To me, this author’s essence is wrapped up in one word: Relationships. Every which way, every angle, every nuance. She reveals, picks at, and delves into the core of what connects people.
Every writer has an essence in their work.
“I don’t believe in magic.” ~ J.K. Rowling
Another example: The Harry Potter series is set in the worlds of wizards and magic is intrinsic in its story. And yet, J.K. Rowling has said in interviews that she doesn’t believe in magic, not the way it’s written in books. So belief in magic isn’t the essence of her books – it’s not the message she’s trying to convey. She isn’t selling you on the existence of magical powers.
What is the essence of her writing? If we look at reviews and descriptions of her work, there are terms like journey, battlefield, tragic, triumphant, legend, secrets, evil, mystery, war, mission, good. Odyssey. This is an example of looking past the obvious features of a book and finding its core. The Harry Potter series is about a journey. The essence of it is about human nature.

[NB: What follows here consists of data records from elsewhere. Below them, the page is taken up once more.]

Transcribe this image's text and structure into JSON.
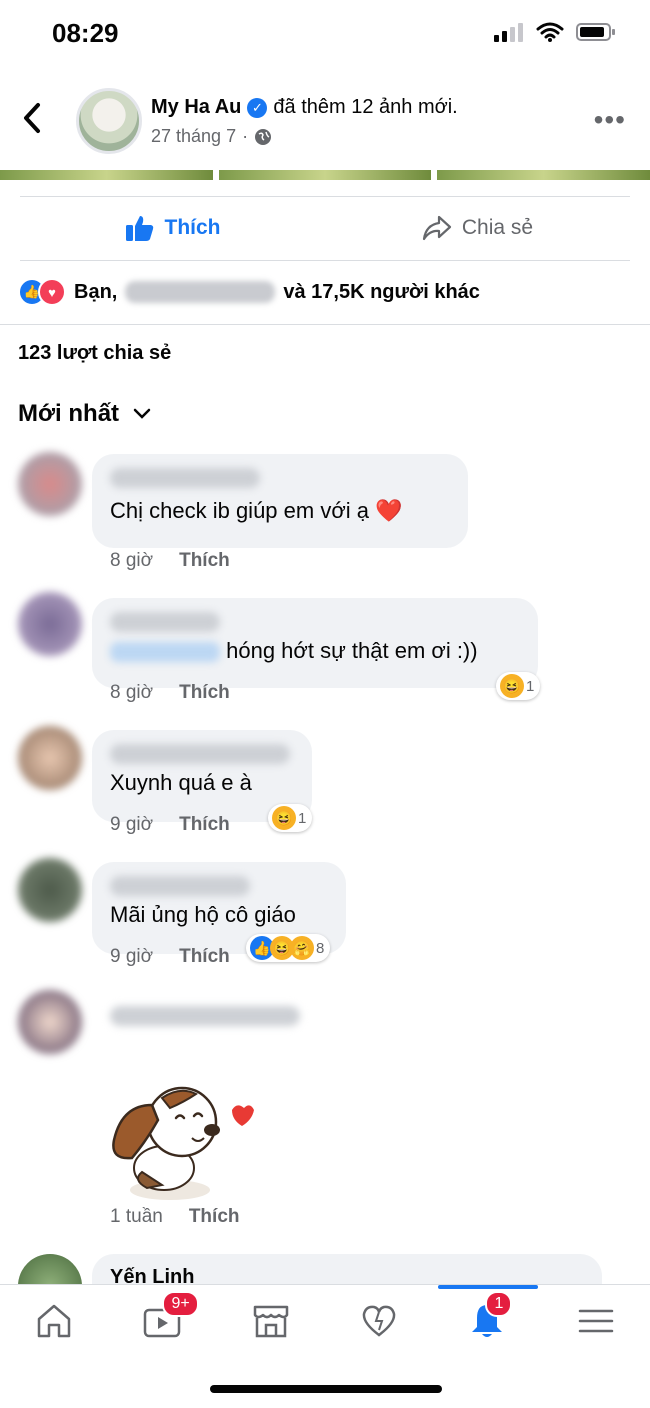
{
  "status_bar": {
    "time": "08:29"
  },
  "post_header": {
    "author": "My Ha Au",
    "action_text": "đã thêm 12 ảnh mới.",
    "date": "27 tháng 7",
    "separator": "·"
  },
  "actions": {
    "like_label": "Thích",
    "share_label": "Chia sẻ"
  },
  "reactions_summary": {
    "prefix": "Bạn,",
    "suffix": "và 17,5K người khác"
  },
  "shares_count": "123 lượt chia sẻ",
  "sort": {
    "label": "Mới nhất"
  },
  "comments": [
    {
      "text": "Chị check ib giúp em với ạ ❤️",
      "time": "8 giờ",
      "like_label": "Thích",
      "reaction_count": ""
    },
    {
      "text": "hóng hớt sự thật em ơi :))",
      "time": "8 giờ",
      "like_label": "Thích",
      "reaction_count": "1"
    },
    {
      "text": "Xuynh quá e à",
      "time": "9 giờ",
      "like_label": "Thích",
      "reaction_count": "1"
    },
    {
      "text": "Mãi ủng hộ cô giáo",
      "time": "9 giờ",
      "like_label": "Thích",
      "reaction_count": "8"
    },
    {
      "text": "",
      "time": "1 tuần",
      "like_label": "Thích",
      "reaction_count": ""
    },
    {
      "name": "Yến Linh"
    }
  ],
  "bottom_nav": {
    "video_badge": "9+",
    "notifications_badge": "1"
  },
  "colors": {
    "accent": "#1877f2",
    "badge": "#e41e3f",
    "secondary_text": "#65676b"
  }
}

Discovery.
Putting It All Together
Once you’ve delved into the aspects of your writing essence, you can apply these to another marketing exercise called the Brand Essence Wheel. Here’s an image of it, modified for the writer’s use.
The concept for a company to determine its brand essence comes from a product and the brand itself. So as a writer, your products are your books and your brand is you, your writing style. Take the brainstorming you did in your “Who I Am” column and filter it into the quadrants above. The upper portion of the wheel is for the rational thoughts. The lower portion is for the emotional side– more of the feelings engendered within you when you connect with the brand or product. In the middle circle, think of facts & symbols as images you liken to the brand or the book. (For example, what would a relaxing image look like to you?) Personality would be adjectives you’d use to describe your writing voice. Take a version of this and apply the responses you received from others as well. The combination should help you to drill down to the core essence — this you put in the middle circle. One to four words that convey the heart and soul of your writing: your essence.

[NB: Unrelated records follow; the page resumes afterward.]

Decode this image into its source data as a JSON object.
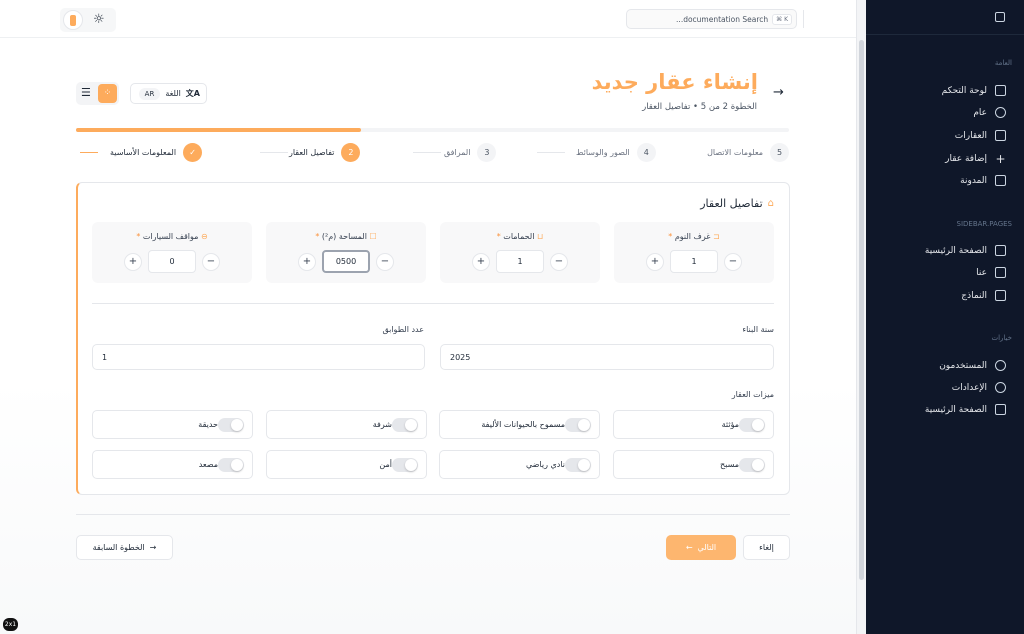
{
  "topbar": {
    "search_placeholder": "...documentation Search",
    "shortcut": "⌘ K"
  },
  "header": {
    "title": "إنشاء عقار جديد",
    "subtitle": "الخطوة 2 من 5 • تفاصيل العقار",
    "language_label": "اللغة",
    "language_code": "AR"
  },
  "progress": {
    "percent": 40
  },
  "steps": [
    {
      "num": "5",
      "label": "معلومات الاتصال"
    },
    {
      "num": "4",
      "label": "الصور والوسائط"
    },
    {
      "num": "3",
      "label": "المرافق"
    },
    {
      "num": "2",
      "label": "تفاصيل العقار"
    },
    {
      "num": "✓",
      "label": "المعلومات الأساسية"
    }
  ],
  "card": {
    "title": "تفاصيل العقار",
    "counters": [
      {
        "label": "غرف النوم",
        "value": "1"
      },
      {
        "label": "الحمامات",
        "value": "1"
      },
      {
        "label": "المساحة (م²)",
        "value": "0500"
      },
      {
        "label": "مواقف السيارات",
        "value": "0"
      }
    ],
    "year_label": "سنة البناء",
    "year_value": "2025",
    "floors_label": "عدد الطوابق",
    "floors_value": "1",
    "features_label": "ميزات العقار",
    "features": [
      "مؤثثة",
      "مسموح بالحيوانات الأليفة",
      "شرفة",
      "حديقة",
      "مسبح",
      "نادي رياضي",
      "أمن",
      "مصعد"
    ]
  },
  "footer": {
    "cancel": "إلغاء",
    "next": "التالي",
    "prev": "الخطوة السابقة"
  },
  "sidebar": {
    "section1": "العامة",
    "items1": [
      "لوحة التحكم",
      "عام",
      "العقارات",
      "إضافة عقار",
      "المدونة"
    ],
    "section2": "SIDEBAR.PAGES",
    "items2": [
      "الصفحة الرئيسية",
      "عنا",
      "النماذج"
    ],
    "section3": "خيارات",
    "items3": [
      "المستخدمون",
      "الإعدادات",
      "الصفحة الرئيسية"
    ]
  },
  "badge": "2x1",
  "colors": {
    "accent": "#fdab5c",
    "sidebar": "#0f1729"
  }
}
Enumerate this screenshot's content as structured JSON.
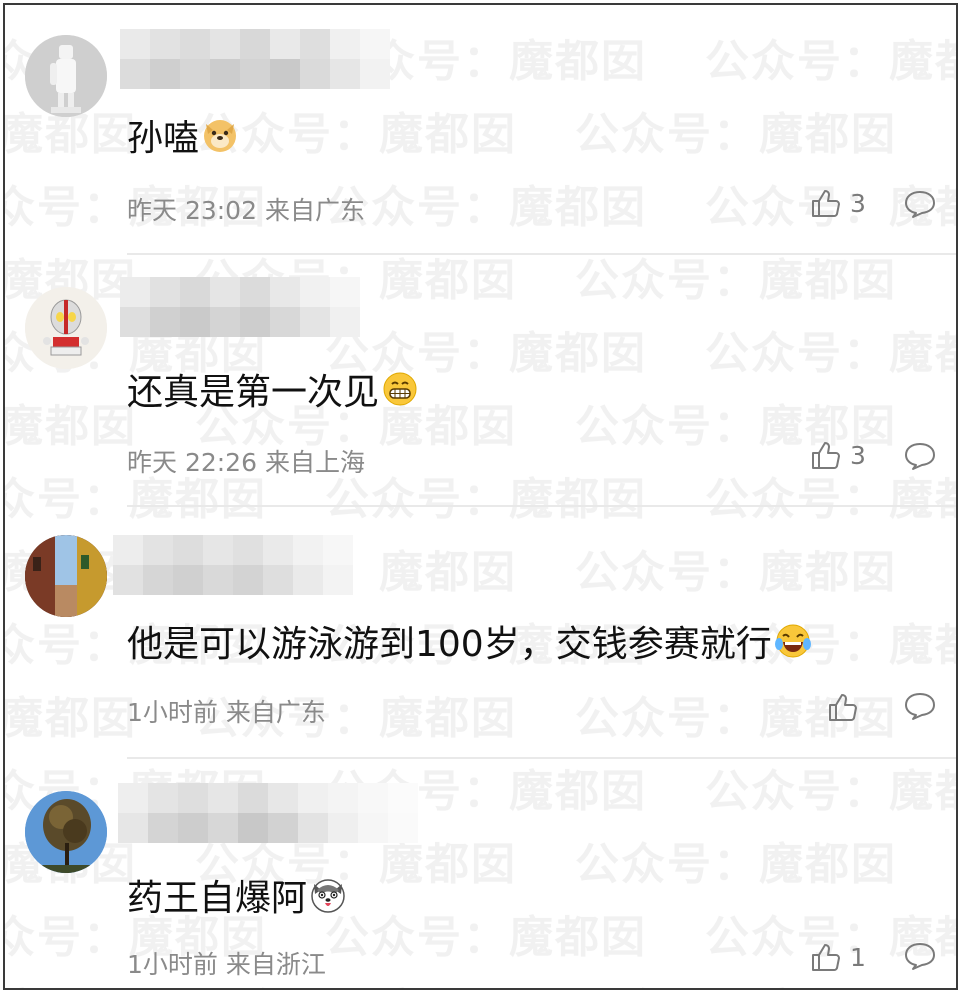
{
  "watermark": "公众号：魔都囡",
  "comments": [
    {
      "content": "孙嗑",
      "emoji_icon": "doge-emoji-icon",
      "time": "昨天 23:02",
      "location": "来自广东",
      "likes": "3"
    },
    {
      "content": "还真是第一次见",
      "emoji_icon": "grin-emoji-icon",
      "time": "昨天 22:26",
      "location": "来自上海",
      "likes": "3"
    },
    {
      "content": "他是可以游泳游到100岁，交钱参赛就行",
      "emoji_icon": "laugh-cry-emoji-icon",
      "time": "1小时前",
      "location": "来自广东",
      "likes": ""
    },
    {
      "content": "药王自爆阿",
      "emoji_icon": "husky-emoji-icon",
      "time": "1小时前",
      "location": "来自浙江",
      "likes": "1"
    }
  ],
  "colors": {
    "text": "#111111",
    "meta": "#8a8a8a",
    "icon": "#7a7a7a",
    "divider": "#e9e9e9"
  }
}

If it’s difficult to put this together for your own work, first try it for one of your favorite authors. Or perhaps the Harry Potter series. Something that helps you see the basic premise behind the wheel.
“Only write from your own passion, your own truth. That’s the only thing you really know about, and anything else leads you away from the pulse.” ~ Marianne Williamson
The quote above says it most: your own passion, your own truth. If you know what those are, you know what you are trying to share within your words. And only then can you articulate it. Our Cornerstones of Voice have been Emotion, Authenticity and Essence. Each one is imperative to understanding your writer’s voice, to recognizing it. All of the work in the previous two posts have led to this point: drilling down to the core level of what someone takes away from your writing. You’ll notice that very little of any of these posts have focused on craft, on grammar, on word choices. The craft of writing can be learned. Good story structure can be taught. The creativity of a story comes from within you, but even that isn’t your voice.
Your voice, in all cornerstones, is made up of you. It consists of your beliefs, your emotions, your way with words, and ultimately, your courage. It is your strength to recognize your own truths. Your belief that they are worth sharing. And your courage to put them to words on the page.
Thank you for following along on the Finding Your Voice workshop. As I worked through each section of this, I found it helped me understand more fully my direction as a writer. I hope you felt the same. Next Monday, I’m going to be doing a little investigative work on Richard Castle. The Author. Curious? See you Monday.
In the meantime, this week, enjoy posts from JK Coi on Tuesday, Katrina Stonoff on Wednesday, our debut post from Eliza Knight on Thursday and special guest Linda Epstein rejoins us on Friday.